Monday, January 08, 2007

The Poet McTeagle

(Camera pans away revealing a rocky Highland landscape. We hear inspiring Scottish music)

Voice Over: From these glens and scars the sound of the coot and the moorhen is seldom absent. Nature sits in stern mastery over these rocks and crags. The rush of the mountain stream, the bleat of the sheep, and the broad, clear Highland skies reflected in burn and loch form a breathtaking backdrop against which Ewan McTeagle writes such poems as 'Lend us a quid till the end of the week'.

(Cut to crofter's cottage. McTeagle sits at the window writing)

McTeagle: (voice over) If you could see your way to lending me sixpence I could at least buy a newspaper.

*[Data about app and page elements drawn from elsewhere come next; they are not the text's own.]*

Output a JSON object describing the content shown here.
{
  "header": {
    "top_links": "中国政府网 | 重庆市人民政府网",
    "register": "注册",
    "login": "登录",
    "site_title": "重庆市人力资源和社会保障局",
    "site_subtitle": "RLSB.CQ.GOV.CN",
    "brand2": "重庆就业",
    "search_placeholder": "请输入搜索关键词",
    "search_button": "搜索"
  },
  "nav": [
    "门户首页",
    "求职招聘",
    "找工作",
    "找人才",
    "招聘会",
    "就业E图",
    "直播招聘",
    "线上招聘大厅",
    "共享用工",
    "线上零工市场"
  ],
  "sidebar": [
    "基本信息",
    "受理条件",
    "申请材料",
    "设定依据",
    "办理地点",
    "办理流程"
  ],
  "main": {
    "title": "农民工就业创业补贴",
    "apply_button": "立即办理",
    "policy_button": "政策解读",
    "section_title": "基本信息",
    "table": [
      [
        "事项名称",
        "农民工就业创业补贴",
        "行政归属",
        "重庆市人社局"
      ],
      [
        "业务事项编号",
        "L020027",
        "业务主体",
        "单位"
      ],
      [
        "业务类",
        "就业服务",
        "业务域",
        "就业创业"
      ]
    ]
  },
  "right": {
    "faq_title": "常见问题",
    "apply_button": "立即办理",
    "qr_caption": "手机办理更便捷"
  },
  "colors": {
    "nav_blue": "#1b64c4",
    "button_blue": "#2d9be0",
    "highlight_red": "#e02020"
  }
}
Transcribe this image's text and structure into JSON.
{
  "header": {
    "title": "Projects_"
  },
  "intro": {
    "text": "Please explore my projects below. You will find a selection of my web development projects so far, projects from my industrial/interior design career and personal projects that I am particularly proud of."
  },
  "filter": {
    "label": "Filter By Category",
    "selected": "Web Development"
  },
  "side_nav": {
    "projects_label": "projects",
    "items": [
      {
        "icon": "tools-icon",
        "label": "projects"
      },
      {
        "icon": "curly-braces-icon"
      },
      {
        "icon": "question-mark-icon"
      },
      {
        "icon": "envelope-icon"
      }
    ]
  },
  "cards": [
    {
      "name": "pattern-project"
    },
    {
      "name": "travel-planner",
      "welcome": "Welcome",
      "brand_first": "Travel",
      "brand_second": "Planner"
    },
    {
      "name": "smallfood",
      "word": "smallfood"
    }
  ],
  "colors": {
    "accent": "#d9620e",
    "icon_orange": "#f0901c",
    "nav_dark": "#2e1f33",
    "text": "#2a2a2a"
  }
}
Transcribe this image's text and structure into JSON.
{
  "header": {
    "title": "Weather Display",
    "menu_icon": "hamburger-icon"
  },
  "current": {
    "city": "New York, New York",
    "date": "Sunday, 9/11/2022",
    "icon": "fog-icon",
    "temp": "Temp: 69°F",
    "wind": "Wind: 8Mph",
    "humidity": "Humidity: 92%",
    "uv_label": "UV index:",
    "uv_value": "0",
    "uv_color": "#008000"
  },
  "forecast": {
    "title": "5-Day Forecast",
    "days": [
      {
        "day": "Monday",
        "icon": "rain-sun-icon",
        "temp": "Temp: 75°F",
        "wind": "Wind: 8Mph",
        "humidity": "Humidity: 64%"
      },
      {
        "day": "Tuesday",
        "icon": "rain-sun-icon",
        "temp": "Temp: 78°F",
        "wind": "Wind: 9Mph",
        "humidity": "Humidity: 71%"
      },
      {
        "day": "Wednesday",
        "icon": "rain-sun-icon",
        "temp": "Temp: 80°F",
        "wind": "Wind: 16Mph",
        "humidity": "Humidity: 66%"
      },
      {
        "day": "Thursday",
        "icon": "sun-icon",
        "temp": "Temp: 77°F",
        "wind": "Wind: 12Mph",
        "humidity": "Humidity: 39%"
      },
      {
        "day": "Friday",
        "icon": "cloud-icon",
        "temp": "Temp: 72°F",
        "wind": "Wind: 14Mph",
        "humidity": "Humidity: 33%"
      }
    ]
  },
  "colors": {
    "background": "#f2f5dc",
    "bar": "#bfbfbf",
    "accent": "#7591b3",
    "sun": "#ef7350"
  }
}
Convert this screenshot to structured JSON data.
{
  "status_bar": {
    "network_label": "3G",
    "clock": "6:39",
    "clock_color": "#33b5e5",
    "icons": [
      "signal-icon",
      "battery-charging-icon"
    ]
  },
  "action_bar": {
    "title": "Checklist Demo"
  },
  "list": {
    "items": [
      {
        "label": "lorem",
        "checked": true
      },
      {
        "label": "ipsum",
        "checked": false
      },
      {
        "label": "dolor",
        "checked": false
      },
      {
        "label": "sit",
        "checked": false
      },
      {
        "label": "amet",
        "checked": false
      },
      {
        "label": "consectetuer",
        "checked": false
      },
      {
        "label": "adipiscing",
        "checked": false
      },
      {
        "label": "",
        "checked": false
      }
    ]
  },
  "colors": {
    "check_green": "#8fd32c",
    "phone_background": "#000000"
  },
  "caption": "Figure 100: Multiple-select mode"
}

That's not much to ask anyone.

Voice Over: One woman who remembers McTeagle as a young friend - Lassie O'Shen.

Lassie: Mr McTeagle wrote me two poems, between the months of January and April 1969...

Interviewer: Could you read us one?

Lassie: Och, I dinna like to... they were kinda personal... but I will ... 'To Ma Own Beloved Lassie. A poem on her I7th Birthday. Lend us a couple of bob till Thursday. I'm absolutely skint. But I'm expecting a postal order and I can pay you back as soon as it comes. Love Ewan.'

(Cut to abstract trendy arts poetry programme set. Poetry critic St John Limbo sits on an enormous inflatable see-through pouffe)

Limbo: (intensely) Since then McTeagle has developed and widened his literary scope. Three years ago he concerned himself with quite small sums - quick bits of ready cash: sixpences, shillings, but more recently he has turned his extraordinary literary perception to much larger sums - fifteen shillings, £4.12.6d ... even nine guineas ... But there is still nothing to match the huge sweep ... the majestic power of what is surely his greatest work: 'Can I have fifty pounds to mend the shed?'.

Monty Python